Not all hair can do the same things, not all hair react the same to certain products. I LOVE my 4c hair, I think it’s beautiful and I appreciate it for what it can and cannot do. I’ve been natural for a year and some months now and I’m STILL figuring out what works and what doesn’t. I’m still tweaking my natural hair care routine as I go along. Do I get frustrated at times? Of course! But guess what? That’s what hair accessories are for! Head bands, head scarves, head wraps, barrettes, and pony tail holders. Having 4c hair is not the end of the world. It’s not the worst hair you could ever have. For many years society, from slavery times until now, have made people believe that straight and blonde hair is the definition of beauty. There were laws that prevented black women (during slavery times and after) from showing their natural hair in public. They had to cover their hair with scarves and wraps. That hair shaming unfortunately has continued through the centuries and into today, and it needs to stop.

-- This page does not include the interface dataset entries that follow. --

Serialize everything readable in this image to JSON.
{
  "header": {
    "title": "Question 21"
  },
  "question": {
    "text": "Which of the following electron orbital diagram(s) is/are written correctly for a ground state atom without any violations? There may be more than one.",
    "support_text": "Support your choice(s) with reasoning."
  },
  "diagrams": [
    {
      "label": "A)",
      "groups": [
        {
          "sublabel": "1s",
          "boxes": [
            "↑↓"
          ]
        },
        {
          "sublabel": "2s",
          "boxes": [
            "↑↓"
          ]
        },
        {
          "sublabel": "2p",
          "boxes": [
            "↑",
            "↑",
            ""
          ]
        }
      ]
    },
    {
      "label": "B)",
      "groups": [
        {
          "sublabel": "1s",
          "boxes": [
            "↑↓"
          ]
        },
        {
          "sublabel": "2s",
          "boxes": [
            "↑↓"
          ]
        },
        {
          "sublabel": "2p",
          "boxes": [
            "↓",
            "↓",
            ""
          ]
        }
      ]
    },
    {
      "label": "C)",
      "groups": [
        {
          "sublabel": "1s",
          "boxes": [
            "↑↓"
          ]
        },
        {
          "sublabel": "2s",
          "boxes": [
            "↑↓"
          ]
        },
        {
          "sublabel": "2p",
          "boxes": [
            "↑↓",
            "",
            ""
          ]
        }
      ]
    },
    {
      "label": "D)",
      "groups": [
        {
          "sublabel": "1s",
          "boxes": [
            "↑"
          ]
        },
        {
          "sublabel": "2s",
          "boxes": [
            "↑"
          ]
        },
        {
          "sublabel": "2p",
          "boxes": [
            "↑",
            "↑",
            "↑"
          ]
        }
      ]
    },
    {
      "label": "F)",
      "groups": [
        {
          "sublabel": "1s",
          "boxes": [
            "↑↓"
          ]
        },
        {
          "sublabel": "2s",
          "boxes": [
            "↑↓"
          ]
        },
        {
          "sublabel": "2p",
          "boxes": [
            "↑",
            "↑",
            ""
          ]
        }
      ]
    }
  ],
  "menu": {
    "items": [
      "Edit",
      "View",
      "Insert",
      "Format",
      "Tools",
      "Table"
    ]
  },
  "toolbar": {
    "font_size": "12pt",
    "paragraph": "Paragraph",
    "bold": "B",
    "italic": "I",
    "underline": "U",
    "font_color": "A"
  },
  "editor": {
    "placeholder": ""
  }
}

There is no such thing as “Good hair.” Every time I hear that term I cringe. Because you are bi-racial or (my personal favorite) you have “Indian in your family” and your hair doesn’t kink up doesn’t mean your hair is better than someone with 4c hair. Just because you can wash and go and have beautiful ringlets that bounce all day long doesn’t mean you have good hair. We need to abolish that term and the meaning behind it because it has slavery roots. (Divide and conquer based on skin color and how straight or curly one’s hair is.) It’s stupid and it’s sick. If we all had the same type of hair can you imagine how boring the world would be? Imagine a world where everyone had straight, blonde hair or curly black hair. We were created with various skin tones and hair types and colors for a reason, and in God’s eyes they are all BEAUTIFUL! Why can’t we see things this way too? Love the hair you were given regardless of whether it’s straight, curly, kinky, or somewhere in between. And to my ladies who have coarse, kinky, 4c hair like me, please learn to love your beautiful natural hair. It’s not bad hair, it’s not ugly hair. It’s beautiful and it’s unique, and if you give it a chance you’ll see all the things your natural hair can do in all it’s beautiful glory.